There are three basic head design options: blade, perimeter weighted, and mallet.
Blade: A favorite of traditionalists, blade putters have a small head, classic design, and are a safe choice for any player.
Perimeter Weighted: A larger head is well suited to players with an "in-to-out" stroke.
Mallet: Heavier than a blade putter due to its larger size, mallet putters have a lower and deeper center of gravity to reduce backspin.
FACES AND INSERTS
The ideal putter face for your game depends largely on your preferred ball, and the speed of the greens you typically play on. The faster the greens, the softer your face and ball should be. Your three basic face options are metal, insert, and grooved:
Metal: Popular for the noise they provide, and traditionally made of steel, a metal face putter is strong and heavy, with responsive feedback and a solid feel.
Insert: Essentially a metal putter whose face has been replaced with a lightweight, non-metal insert, the advantage of these putters is the lighter weight, with more of it distributed to the heel and toe for increased forgiveness.
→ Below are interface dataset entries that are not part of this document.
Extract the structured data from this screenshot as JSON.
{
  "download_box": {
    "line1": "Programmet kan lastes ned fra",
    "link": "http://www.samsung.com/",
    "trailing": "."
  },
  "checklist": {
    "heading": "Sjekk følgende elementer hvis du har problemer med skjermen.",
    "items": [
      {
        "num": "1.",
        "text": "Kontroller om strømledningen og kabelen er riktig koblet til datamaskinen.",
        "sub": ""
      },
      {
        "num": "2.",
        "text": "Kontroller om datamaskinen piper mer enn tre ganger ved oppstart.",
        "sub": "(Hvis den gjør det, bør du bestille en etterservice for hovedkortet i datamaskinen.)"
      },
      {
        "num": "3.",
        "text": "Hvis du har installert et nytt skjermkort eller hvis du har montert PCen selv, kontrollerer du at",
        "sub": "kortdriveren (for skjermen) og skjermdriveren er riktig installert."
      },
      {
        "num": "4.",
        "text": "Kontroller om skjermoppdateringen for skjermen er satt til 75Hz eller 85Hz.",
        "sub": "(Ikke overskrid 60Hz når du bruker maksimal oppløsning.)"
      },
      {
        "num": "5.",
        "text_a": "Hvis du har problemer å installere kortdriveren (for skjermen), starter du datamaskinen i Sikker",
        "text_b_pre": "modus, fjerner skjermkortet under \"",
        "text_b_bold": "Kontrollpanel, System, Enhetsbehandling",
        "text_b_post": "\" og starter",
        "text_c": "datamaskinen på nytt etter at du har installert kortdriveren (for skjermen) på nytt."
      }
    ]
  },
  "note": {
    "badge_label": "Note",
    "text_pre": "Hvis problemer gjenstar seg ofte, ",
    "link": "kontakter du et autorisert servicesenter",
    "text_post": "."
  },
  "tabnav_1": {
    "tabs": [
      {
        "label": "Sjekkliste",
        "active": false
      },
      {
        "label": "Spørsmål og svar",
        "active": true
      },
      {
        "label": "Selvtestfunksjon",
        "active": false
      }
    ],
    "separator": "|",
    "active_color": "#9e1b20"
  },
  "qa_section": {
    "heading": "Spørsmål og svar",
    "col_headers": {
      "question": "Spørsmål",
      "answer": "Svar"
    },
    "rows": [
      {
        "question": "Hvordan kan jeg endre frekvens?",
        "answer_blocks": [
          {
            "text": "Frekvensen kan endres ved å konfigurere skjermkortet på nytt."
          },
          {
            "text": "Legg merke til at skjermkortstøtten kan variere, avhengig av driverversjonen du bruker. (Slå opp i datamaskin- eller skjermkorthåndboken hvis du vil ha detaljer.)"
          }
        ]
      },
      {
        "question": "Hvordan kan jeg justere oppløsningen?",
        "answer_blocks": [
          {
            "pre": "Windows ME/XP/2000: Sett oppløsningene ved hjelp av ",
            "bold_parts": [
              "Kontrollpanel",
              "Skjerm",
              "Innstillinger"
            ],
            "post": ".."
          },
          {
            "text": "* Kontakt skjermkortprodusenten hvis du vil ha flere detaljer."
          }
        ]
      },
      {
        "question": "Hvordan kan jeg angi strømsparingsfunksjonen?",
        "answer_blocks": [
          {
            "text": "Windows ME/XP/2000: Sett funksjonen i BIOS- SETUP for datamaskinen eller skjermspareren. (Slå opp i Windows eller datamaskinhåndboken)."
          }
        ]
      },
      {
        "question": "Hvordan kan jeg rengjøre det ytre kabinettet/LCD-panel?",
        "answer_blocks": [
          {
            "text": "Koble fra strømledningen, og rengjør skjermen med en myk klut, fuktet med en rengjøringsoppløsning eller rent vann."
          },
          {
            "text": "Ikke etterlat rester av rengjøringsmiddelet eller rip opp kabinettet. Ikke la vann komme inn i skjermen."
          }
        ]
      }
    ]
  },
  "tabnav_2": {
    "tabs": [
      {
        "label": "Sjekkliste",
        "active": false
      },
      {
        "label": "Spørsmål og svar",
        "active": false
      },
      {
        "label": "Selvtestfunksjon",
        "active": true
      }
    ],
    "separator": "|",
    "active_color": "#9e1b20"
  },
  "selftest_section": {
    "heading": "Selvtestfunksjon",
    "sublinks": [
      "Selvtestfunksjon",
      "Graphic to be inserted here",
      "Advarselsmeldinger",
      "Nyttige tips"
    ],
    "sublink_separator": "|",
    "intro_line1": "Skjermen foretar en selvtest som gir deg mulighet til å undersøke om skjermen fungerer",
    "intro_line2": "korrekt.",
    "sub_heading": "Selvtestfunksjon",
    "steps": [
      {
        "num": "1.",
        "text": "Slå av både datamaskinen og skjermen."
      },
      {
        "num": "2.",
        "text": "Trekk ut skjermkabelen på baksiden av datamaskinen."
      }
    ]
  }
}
The downside is a lack of sound feedback on your putts.
Grooved: Finally, grooved face putters assist in creating a forward-rolling motion that keeps your ball on-line, as a result of the increased friction on the face of the clubhead.
Most putters have a steel shaft, but where the shafts meets the putter head is called the hosel and is where variety and option come into play:
Heel-shafted: Shaft connects putter at heel, or inside, of the head
Center-shafted: Shaft connects at the center of the putter head
Hosel offset: Hosel bends backward to move the bottom of the shaft ahead of the putter face, drawing your hands ahead of the ball through impact
Hosel options are largely based on player preference, and the best way to determine the right choice for you is through good, old-fashioned trial and error.